» TASK DIRECTIONS
Look through the records and copy each line that has "Your" in it.

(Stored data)
=== Begin Enclosure ===
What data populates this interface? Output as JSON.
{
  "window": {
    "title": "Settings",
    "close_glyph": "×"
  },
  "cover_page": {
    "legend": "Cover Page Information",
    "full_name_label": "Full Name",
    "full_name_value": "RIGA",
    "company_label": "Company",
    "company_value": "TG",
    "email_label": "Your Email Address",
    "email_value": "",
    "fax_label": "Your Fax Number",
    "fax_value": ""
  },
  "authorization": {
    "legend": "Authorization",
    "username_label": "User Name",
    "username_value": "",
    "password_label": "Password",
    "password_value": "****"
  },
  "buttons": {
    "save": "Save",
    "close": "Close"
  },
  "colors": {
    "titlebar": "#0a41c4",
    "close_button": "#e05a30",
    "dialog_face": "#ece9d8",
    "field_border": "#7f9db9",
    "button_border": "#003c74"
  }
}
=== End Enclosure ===
» EXERCISE OUTPUT
    "email_label": "Your Email Address",
    "fax_label": "Your Fax Number",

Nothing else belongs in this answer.